● **TASK INSTRUCTIONS**:
Each line of the data must be reproduced as it appears.

━━━━━━━━━━━━━━━━━━━━

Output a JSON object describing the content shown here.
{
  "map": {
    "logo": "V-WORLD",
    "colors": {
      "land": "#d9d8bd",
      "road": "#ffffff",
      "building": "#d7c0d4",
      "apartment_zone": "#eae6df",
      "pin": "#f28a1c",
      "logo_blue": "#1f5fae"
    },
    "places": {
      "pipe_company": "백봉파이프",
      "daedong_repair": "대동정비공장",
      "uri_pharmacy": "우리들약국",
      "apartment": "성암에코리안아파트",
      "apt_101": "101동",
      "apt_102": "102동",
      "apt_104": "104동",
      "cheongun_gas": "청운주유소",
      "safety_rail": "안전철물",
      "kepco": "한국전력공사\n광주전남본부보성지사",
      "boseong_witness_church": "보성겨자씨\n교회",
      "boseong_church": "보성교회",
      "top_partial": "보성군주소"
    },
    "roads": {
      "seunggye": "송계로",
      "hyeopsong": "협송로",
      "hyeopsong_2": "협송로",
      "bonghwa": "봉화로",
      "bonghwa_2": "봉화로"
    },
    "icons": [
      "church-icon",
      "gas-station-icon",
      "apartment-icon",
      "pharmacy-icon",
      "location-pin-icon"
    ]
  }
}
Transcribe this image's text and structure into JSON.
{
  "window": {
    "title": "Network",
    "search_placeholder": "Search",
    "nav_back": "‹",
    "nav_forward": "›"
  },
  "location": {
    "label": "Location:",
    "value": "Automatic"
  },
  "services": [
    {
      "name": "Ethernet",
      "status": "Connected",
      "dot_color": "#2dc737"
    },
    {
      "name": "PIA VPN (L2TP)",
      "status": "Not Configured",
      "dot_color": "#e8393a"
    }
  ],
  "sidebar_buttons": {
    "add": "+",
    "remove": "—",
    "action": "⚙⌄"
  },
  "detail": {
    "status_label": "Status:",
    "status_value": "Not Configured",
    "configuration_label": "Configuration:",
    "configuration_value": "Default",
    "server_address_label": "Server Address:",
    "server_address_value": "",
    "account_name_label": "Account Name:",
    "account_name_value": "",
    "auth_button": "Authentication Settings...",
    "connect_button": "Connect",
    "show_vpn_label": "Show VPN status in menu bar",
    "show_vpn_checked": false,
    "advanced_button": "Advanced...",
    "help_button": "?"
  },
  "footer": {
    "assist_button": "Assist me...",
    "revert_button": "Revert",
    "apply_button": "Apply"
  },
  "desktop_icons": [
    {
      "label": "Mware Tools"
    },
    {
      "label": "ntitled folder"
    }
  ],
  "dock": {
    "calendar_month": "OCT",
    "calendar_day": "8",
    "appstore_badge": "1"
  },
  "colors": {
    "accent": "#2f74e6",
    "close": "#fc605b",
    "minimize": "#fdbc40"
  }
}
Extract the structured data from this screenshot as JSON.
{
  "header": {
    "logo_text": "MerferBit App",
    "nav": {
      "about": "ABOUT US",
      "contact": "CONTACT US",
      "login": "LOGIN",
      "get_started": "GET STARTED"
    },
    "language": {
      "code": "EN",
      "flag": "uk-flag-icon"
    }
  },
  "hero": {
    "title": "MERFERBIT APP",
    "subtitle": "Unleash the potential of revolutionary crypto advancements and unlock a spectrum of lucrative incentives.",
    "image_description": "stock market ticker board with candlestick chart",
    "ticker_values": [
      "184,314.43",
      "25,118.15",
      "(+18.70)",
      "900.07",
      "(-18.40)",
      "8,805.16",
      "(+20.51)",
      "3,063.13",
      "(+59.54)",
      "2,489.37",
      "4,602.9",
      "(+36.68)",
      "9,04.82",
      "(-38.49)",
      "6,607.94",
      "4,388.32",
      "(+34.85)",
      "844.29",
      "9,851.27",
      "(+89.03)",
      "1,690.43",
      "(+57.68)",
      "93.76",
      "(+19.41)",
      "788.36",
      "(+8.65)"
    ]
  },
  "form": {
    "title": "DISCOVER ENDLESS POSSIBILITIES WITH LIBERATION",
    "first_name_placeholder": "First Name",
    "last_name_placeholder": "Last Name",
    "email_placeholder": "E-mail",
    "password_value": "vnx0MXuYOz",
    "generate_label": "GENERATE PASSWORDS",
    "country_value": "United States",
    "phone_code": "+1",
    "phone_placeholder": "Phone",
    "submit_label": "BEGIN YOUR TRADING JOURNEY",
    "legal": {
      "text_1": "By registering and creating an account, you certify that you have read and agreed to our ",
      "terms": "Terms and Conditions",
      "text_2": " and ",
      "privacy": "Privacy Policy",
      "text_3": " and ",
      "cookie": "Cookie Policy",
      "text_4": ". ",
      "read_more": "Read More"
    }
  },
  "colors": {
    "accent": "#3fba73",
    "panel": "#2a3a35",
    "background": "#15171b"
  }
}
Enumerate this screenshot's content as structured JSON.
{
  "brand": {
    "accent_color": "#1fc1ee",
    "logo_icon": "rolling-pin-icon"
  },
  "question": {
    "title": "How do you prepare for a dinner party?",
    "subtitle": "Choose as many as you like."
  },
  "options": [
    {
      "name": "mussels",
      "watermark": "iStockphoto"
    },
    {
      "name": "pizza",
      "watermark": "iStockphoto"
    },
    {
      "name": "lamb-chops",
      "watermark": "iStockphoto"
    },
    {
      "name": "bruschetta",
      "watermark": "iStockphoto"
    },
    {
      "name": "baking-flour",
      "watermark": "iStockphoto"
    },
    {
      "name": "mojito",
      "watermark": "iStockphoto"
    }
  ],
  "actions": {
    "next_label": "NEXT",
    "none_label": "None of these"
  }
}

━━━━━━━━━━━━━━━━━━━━

● **SOLUTION TO THE EXERCISE**:
Output a JSON object describing the content shown here.
{
  "map": {
    "logo": "V-WORLD",
    "colors": {
      "land": "#d9d8bd",
      "road": "#ffffff",
      "building": "#d7c0d4",
      "apartment_zone": "#eae6df",
      "pin": "#f28a1c",
      "logo_blue": "#1f5fae"
    },
    "places": {
      "pipe_company": "백봉파이프",
      "daedong_repair": "대동정비공장",
      "uri_pharmacy": "우리들약국",
      "apartment": "성암에코리안아파트",
      "apt_101": "101동",
      "apt_102": "102동",
      "apt_104": "104동",
      "cheongun_gas": "청운주유소",
      "safety_rail": "안전철물",
      "kepco": "한국전력공사\n광주전남본부보성지사",
      "boseong_witness_church": "보성겨자씨\n교회",
      "boseong_church": "보성교회",
      "top_partial": "보성군주소"
    },
    "roads": {
      "seunggye": "송계로",
      "hyeopsong": "협송로",
      "hyeopsong_2": "협송로",
      "bonghwa": "봉화로",
      "bonghwa_2": "봉화로"
    },
    "icons": [
      "church-icon",
      "gas-station-icon",
      "apartment-icon",
      "pharmacy-icon",
      "location-pin-icon"
    ]
  }
}
Transcribe this image's text and structure into JSON.
{
  "window": {
    "title": "Network",
    "search_placeholder": "Search",
    "nav_back": "‹",
    "nav_forward": "›"
  },
  "location": {
    "label": "Location:",
    "value": "Automatic"
  },
  "services": [
    {
      "name": "Ethernet",
      "status": "Connected",
      "dot_color": "#2dc737"
    },
    {
      "name": "PIA VPN (L2TP)",
      "status": "Not Configured",
      "dot_color": "#e8393a"
    }
  ],
  "sidebar_buttons": {
    "add": "+",
    "remove": "—",
    "action": "⚙⌄"
  },
  "detail": {
    "status_label": "Status:",
    "status_value": "Not Configured",
    "configuration_label": "Configuration:",
    "configuration_value": "Default",
    "server_address_label": "Server Address:",
    "server_address_value": "",
    "account_name_label": "Account Name:",
    "account_name_value": "",
    "auth_button": "Authentication Settings...",
    "connect_button": "Connect",
    "show_vpn_label": "Show VPN status in menu bar",
    "show_vpn_checked": false,
    "advanced_button": "Advanced...",
    "help_button": "?"
  },
  "footer": {
    "assist_button": "Assist me...",
    "revert_button": "Revert",
    "apply_button": "Apply"
  },
  "desktop_icons": [
    {
      "label": "Mware Tools"
    },
    {
      "label": "ntitled folder"
    }
  ],
  "dock": {
    "calendar_month": "OCT",
    "calendar_day": "8",
    "appstore_badge": "1"
  },
  "colors": {
    "accent": "#2f74e6",
    "close": "#fc605b",
    "minimize": "#fdbc40"
  }
}
Extract the structured data from this screenshot as JSON.
{
  "header": {
    "logo_text": "MerferBit App",
    "nav": {
      "about": "ABOUT US",
      "contact": "CONTACT US",
      "login": "LOGIN",
      "get_started": "GET STARTED"
    },
    "language": {
      "code": "EN",
      "flag": "uk-flag-icon"
    }
  },
  "hero": {
    "title": "MERFERBIT APP",
    "subtitle": "Unleash the potential of revolutionary crypto advancements and unlock a spectrum of lucrative incentives.",
    "image_description": "stock market ticker board with candlestick chart",
    "ticker_values": [
      "184,314.43",
      "25,118.15",
      "(+18.70)",
      "900.07",
      "(-18.40)",
      "8,805.16",
      "(+20.51)",
      "3,063.13",
      "(+59.54)",
      "2,489.37",
      "4,602.9",
      "(+36.68)",
      "9,04.82",
      "(-38.49)",
      "6,607.94",
      "4,388.32",
      "(+34.85)",
      "844.29",
      "9,851.27",
      "(+89.03)",
      "1,690.43",
      "(+57.68)",
      "93.76",
      "(+19.41)",
      "788.36",
      "(+8.65)"
    ]
  },
  "form": {
    "title": "DISCOVER ENDLESS POSSIBILITIES WITH LIBERATION",
    "first_name_placeholder": "First Name",
    "last_name_placeholder": "Last Name",
    "email_placeholder": "E-mail",
    "password_value": "vnx0MXuYOz",
    "generate_label": "GENERATE PASSWORDS",
    "country_value": "United States",
    "phone_code": "+1",
    "phone_placeholder": "Phone",
    "submit_label": "BEGIN YOUR TRADING JOURNEY",
    "legal": {
      "text_1": "By registering and creating an account, you certify that you have read and agreed to our ",
      "terms": "Terms and Conditions",
      "text_2": " and ",
      "privacy": "Privacy Policy",
      "text_3": " and ",
      "cookie": "Cookie Policy",
      "text_4": ". ",
      "read_more": "Read More"
    }
  },
  "colors": {
    "accent": "#3fba73",
    "panel": "#2a3a35",
    "background": "#15171b"
  }
}
Enumerate this screenshot's content as structured JSON.
{
  "brand": {
    "accent_color": "#1fc1ee",
    "logo_icon": "rolling-pin-icon"
  },
  "question": {
    "title": "How do you prepare for a dinner party?",
    "subtitle": "Choose as many as you like."
  },
  "options": [
    {
      "name": "mussels",
      "watermark": "iStockphoto"
    },
    {
      "name": "pizza",
      "watermark": "iStockphoto"
    },
    {
      "name": "lamb-chops",
      "watermark": "iStockphoto"
    },
    {
      "name": "bruschetta",
      "watermark": "iStockphoto"
    },
    {
      "name": "baking-flour",
      "watermark": "iStockphoto"
    },
    {
      "name": "mojito",
      "watermark": "iStockphoto"
    }
  ],
  "actions": {
    "next_label": "NEXT",
    "none_label": "None of these"
  }
}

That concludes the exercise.